Camping at Carrabelle Beach RV Resort lets you experience “Old Florida.” Visit the Carrabelle History Museum and view tools from various industries – turpentine, lumber, and commercial fishing – local artifacts and personal memorabilia that detail the history of settlement along "Rio Carrabella" or "beautiful river." Close to the beach, the Camp Gordon Johnston Museum memorializes the amphibious soldiers of WWII who trained here before deployment, and houses uniforms, equipment, and souvenirs shared by the camp’s veterans.
A Carrabelle icon, there’s not much to see at the “world’s smallest police station,” but it’s big in history and quite hard to miss if you’re driving along US-98. To see the original, visit the Chamber of Commerce office in downtown Carrabelle. There you’ll find waterfront restaurants with fresh seafood and steaks on their menu and laid-back eateries serving pizza and BBQ. Carrabelle camping also means you’ll get to sample wild-caught oysters from Apalachicola Bay where they are raked from the bottom of the bay.
Carrabelle has remained a little fishing village, and the few gas stations and grocery stores in town attest to that reputation. (Nearby Eastpoint has a bit more options.) In keeping with that tradition, the Crooked River Lighthouse remains standing on its original location where it was built in 1895. After close to 100 years of lighting ships, fishermen, and oystermen, the lighthouse was decommissioned in 1995 and is now on the National Register of Historic Places.
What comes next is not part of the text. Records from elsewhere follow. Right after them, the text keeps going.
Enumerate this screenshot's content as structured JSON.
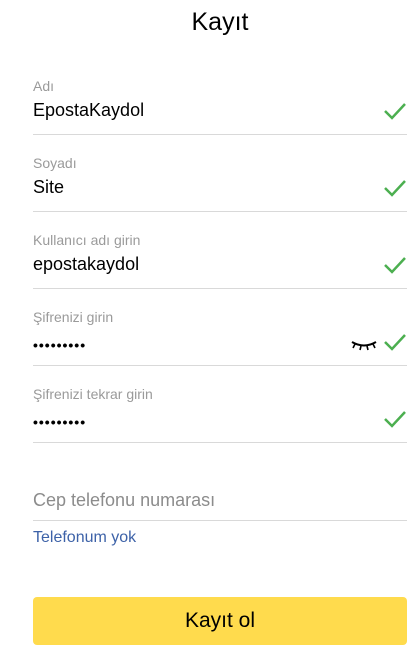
{
  "page": {
    "title": "Kayıt"
  },
  "form": {
    "first_name": {
      "label": "Adı",
      "value": "EpostaKaydol",
      "valid": true
    },
    "last_name": {
      "label": "Soyadı",
      "value": "Site",
      "valid": true
    },
    "username": {
      "label": "Kullanıcı adı girin",
      "value": "epostakaydol",
      "valid": true
    },
    "password": {
      "label": "Şifrenizi girin",
      "value": "•••••••••",
      "valid": true
    },
    "password_repeat": {
      "label": "Şifrenizi tekrar girin",
      "value": "•••••••••",
      "valid": true
    },
    "phone": {
      "placeholder": "Cep telefonu numarası",
      "no_phone_link": "Telefonum yok"
    },
    "submit_label": "Kayıt ol"
  },
  "colors": {
    "check": "#4caf50",
    "button": "#ffdb4d",
    "link": "#3d62a8"
  },
  "icons": [
    "check-icon",
    "eye-closed-icon"
  ]
}
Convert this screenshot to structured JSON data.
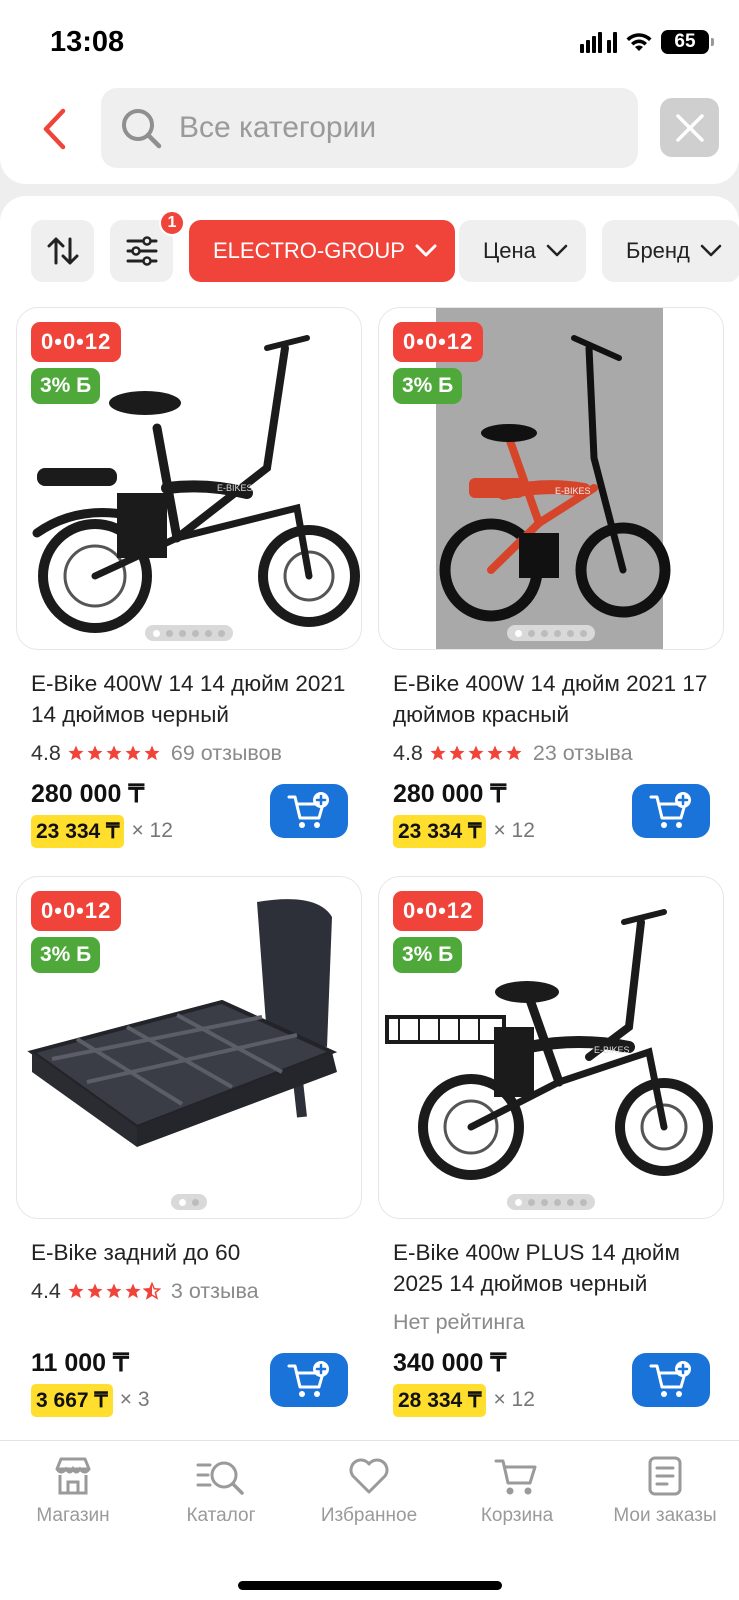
{
  "status": {
    "time": "13:08",
    "battery": "65"
  },
  "search": {
    "placeholder": "Все категории"
  },
  "filters": {
    "sort_badge": "1",
    "chips": [
      "ELECTRO-GROUP",
      "Цена",
      "Бренд"
    ]
  },
  "products": [
    {
      "installment": "0•0•12",
      "bonus": "3% Б",
      "title": "E-Bike 400W 14 14 дюйм 2021 14 дюймов черный",
      "rating": "4.8",
      "stars": 5,
      "reviews": "69 отзывов",
      "price": "280 000 ₸",
      "monthly": "23 334 ₸",
      "months": "× 12",
      "image": "black-folding-ebike",
      "image_dots": 6,
      "active_dot": 0
    },
    {
      "installment": "0•0•12",
      "bonus": "3% Б",
      "title": "E-Bike 400W 14 дюйм 2021 17 дюймов красный",
      "rating": "4.8",
      "stars": 5,
      "reviews": "23 отзыва",
      "price": "280 000 ₸",
      "monthly": "23 334 ₸",
      "months": "× 12",
      "image": "red-folding-ebike",
      "image_dots": 6,
      "active_dot": 0
    },
    {
      "installment": "0•0•12",
      "bonus": "3% Б",
      "title": "E-Bike задний до 60",
      "rating": "4.4",
      "stars": 4.5,
      "reviews": "3 отзыва",
      "price": "11 000 ₸",
      "monthly": "3 667 ₸",
      "months": "× 3",
      "image": "rear-rack-with-backrest",
      "image_dots": 2,
      "active_dot": 0
    },
    {
      "installment": "0•0•12",
      "bonus": "3% Б",
      "title": "E-Bike 400w PLUS 14 дюйм 2025 14 дюймов черный",
      "no_rating": "Нет рейтинга",
      "price": "340 000 ₸",
      "monthly": "28 334 ₸",
      "months": "× 12",
      "image": "black-ebike-with-rack",
      "image_dots": 6,
      "active_dot": 0
    }
  ],
  "nav": [
    {
      "label": "Магазин",
      "icon": "shop-icon"
    },
    {
      "label": "Каталог",
      "icon": "catalog-search-icon"
    },
    {
      "label": "Избранное",
      "icon": "heart-icon"
    },
    {
      "label": "Корзина",
      "icon": "cart-icon"
    },
    {
      "label": "Мои заказы",
      "icon": "orders-icon"
    }
  ],
  "colors": {
    "accent_red": "#f0443a",
    "bonus_green": "#4fa83a",
    "cart_blue": "#1a73d9",
    "monthly_yellow": "#ffde2e"
  }
}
So when you’re in search of beachfront campgrounds on the Forgotten Coast but still would like to enjoy some comforts of civilization, consider booking an RV rental in Carrabelle, Florida. This charming coastal hamlet has a lot to offer, and you’ll be in for a big surprise.